When we talk about health reforms, the government are delivering record funding for hospitals. In health, we are increasing overall spending by more than $10 billion, or 16 per cent, to 2017-18. In Victoria, importantly, hospital funding will increase each year from $3.6 billion to $4.7 billion. It just does not grow at more than 10 per cent a year, which Labor put in as a line item in the budget. If that trajectory were followed, health spending would skyrocket from $15 billion to $40 billion. We know members opposite were not necessarily expecting to win the last election, so they did not feel too concerned about having these very grandiose and undeliverable promises in the forward estimates. If they did unexpectedly get elected, I am sure what was going through their mind was, ‘We’ll just deal with that at the time.’

At the same time as increasing this funding, we are asking Australians to make a modest contribution to their own health care with a GP co-payment. I get very angry when I see the indignation of members opposite when they talk about the co-payment. For the most vulnerable people, the highest possible liability per annum that they will be subject to is $70 for 10 visits. Those same people right now are spending an additional $550 each year per household because of the carbon tax. So where is the consistency? A carbon tax of $550 is completely justifiable in the minds of the Labor Party, but a $70 contribution per annum to your health care is not.

One of the proudest things—and I will not walk away from this—for me in the budget is the establishment of the Medical Research Future Fund to which the GP co-payments will contribute for the next six years to build up the corpus of the fund to $20 billion, which will then provide an everlasting dividend to medical research in this country. The absolute short sightedness of the opposition in this respect is very disappointing. Why are people living longer today? They are living longer today because of the work of medical researchers in times gone by. Why is the mitigation of health problems occurring? Because of the medical research of yesteryear. So the least we can do in this generation is to ensure that we give our medical researchers—where we have a competitive advantage; we have the best researchers in the world—the resources to find the cures of the future to improve the life expectancy of our population, the liveability of all Australians and, ultimately, reductions in health costs into the future.

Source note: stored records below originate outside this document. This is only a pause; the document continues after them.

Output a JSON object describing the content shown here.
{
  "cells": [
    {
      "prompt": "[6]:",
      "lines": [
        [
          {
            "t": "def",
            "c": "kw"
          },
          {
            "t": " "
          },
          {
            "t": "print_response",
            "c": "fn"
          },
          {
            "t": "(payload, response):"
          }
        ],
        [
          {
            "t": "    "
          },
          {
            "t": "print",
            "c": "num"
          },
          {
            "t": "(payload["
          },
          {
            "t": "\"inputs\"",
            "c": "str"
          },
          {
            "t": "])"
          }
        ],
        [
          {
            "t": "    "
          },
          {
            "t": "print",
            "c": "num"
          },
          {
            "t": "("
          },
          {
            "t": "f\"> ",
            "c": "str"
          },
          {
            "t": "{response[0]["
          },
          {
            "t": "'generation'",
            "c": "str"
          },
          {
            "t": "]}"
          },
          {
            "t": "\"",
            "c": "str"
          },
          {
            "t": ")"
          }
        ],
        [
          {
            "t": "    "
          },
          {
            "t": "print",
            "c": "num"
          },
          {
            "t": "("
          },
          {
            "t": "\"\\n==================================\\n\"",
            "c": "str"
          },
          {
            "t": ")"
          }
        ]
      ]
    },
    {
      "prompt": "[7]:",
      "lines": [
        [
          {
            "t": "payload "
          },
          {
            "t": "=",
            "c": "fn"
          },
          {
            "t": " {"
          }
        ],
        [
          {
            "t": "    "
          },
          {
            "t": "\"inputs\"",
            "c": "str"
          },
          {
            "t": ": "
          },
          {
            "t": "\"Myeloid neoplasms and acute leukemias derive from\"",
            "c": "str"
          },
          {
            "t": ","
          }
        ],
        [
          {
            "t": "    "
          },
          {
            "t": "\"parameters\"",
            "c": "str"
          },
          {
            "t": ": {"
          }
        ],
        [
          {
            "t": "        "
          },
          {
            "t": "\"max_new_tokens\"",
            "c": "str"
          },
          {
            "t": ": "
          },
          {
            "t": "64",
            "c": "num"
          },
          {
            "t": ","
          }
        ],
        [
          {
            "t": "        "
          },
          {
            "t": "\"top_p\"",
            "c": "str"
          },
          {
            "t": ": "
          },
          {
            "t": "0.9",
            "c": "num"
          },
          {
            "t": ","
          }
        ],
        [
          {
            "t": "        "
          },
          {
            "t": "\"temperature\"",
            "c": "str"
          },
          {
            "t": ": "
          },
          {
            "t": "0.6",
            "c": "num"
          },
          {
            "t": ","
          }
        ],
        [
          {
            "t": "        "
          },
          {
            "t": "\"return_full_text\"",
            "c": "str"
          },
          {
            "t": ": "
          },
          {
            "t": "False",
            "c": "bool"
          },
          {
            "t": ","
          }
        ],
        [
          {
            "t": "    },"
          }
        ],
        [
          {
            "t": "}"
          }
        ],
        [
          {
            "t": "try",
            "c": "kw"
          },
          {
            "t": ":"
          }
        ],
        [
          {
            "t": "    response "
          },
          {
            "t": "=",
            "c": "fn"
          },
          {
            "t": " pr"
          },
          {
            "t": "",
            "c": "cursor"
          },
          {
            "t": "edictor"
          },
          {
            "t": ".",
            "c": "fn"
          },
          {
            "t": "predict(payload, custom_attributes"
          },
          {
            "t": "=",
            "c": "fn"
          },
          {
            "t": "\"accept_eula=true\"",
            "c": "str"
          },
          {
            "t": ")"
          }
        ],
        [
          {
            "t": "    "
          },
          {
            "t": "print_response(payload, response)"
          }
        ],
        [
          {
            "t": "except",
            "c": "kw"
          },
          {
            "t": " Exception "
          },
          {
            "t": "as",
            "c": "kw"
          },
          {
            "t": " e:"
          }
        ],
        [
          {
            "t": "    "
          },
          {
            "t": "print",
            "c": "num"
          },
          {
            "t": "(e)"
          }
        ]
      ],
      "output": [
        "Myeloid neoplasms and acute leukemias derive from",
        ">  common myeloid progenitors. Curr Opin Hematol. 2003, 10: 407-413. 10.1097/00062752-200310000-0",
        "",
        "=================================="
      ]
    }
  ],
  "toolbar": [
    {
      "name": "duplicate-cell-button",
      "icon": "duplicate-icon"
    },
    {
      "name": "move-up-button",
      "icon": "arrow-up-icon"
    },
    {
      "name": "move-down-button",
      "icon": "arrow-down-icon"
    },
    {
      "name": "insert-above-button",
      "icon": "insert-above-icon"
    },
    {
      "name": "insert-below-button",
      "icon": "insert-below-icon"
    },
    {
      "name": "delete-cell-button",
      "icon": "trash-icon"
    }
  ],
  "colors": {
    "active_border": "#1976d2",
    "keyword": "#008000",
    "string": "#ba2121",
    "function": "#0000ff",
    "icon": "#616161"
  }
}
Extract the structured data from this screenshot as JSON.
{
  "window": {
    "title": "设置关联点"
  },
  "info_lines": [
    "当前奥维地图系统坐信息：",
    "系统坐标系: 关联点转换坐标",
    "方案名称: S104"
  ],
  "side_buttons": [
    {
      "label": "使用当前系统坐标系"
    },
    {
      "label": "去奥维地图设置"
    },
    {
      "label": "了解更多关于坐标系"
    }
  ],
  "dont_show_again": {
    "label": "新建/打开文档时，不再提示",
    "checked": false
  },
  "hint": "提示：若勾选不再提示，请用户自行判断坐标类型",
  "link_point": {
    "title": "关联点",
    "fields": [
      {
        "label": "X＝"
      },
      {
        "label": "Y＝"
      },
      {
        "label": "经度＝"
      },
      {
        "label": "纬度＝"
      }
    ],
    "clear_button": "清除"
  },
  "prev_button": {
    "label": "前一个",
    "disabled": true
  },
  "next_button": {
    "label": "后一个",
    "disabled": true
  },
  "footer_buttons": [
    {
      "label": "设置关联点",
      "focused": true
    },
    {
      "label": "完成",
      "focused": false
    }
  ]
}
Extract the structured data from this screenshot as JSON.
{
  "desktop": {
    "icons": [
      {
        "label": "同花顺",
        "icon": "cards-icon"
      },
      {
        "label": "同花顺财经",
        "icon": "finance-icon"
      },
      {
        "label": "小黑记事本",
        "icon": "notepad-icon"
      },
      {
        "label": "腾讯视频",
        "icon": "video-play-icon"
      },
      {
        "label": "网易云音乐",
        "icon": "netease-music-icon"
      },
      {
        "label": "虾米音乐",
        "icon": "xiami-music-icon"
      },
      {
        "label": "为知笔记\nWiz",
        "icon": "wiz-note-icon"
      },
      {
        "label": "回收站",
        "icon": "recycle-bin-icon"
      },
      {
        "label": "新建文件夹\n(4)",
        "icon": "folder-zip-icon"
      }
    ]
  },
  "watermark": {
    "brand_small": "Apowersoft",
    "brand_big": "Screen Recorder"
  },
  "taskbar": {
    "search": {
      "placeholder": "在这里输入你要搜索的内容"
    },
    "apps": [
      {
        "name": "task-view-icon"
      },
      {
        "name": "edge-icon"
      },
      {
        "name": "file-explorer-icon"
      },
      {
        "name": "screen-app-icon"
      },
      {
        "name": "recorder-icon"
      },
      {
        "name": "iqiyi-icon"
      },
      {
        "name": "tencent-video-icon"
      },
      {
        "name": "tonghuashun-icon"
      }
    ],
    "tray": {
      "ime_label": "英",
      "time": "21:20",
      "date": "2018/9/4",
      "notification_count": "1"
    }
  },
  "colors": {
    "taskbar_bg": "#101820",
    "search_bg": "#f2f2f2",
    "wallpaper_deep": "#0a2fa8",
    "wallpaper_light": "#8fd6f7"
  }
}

In education reform, funding will increase every year under this budget. None of that changes. Forget the scaremongering of the opposition. Education spending is increasing. Not only that; reforms to higher education will ensure that more people, people from less advantaged backgrounds, will have better access to higher education.

I want to finish by talking about some statistics. When I started speaking, I said that in order to grasp this budget you have to understand the context in which it is being delivered. As much as members opposite would like to forget the last six years, forget the waste and profligacy, we need to appreciate that context. There is another context that we need to understand about our entire system. In 1964, when an average income for an Australian was $26,000, in today’s terms, government spent three per cent of gross domestic product on welfare payments. In 2014, average incomes have increased to $66,000. You would expect welfare spending to have declined—no. It now consumes nine per cent of GDP. Nearly half, 48 per cent, of all Australian households make no net contribution through their taxes. Clearly, generous spending on welfare, health and other programs is something that Australia should and does aspire to. But a country, no matter how rich, that continues to run deficits while spending ever increasing amounts on entitlements is headed for certain disaster. So some changes to our society will be made. I believe these changes protect the most vulnerable and, most importantly, put our country onto a sustainable footing—something which the Labor Party are not interested in. They have vacated the space in that respect.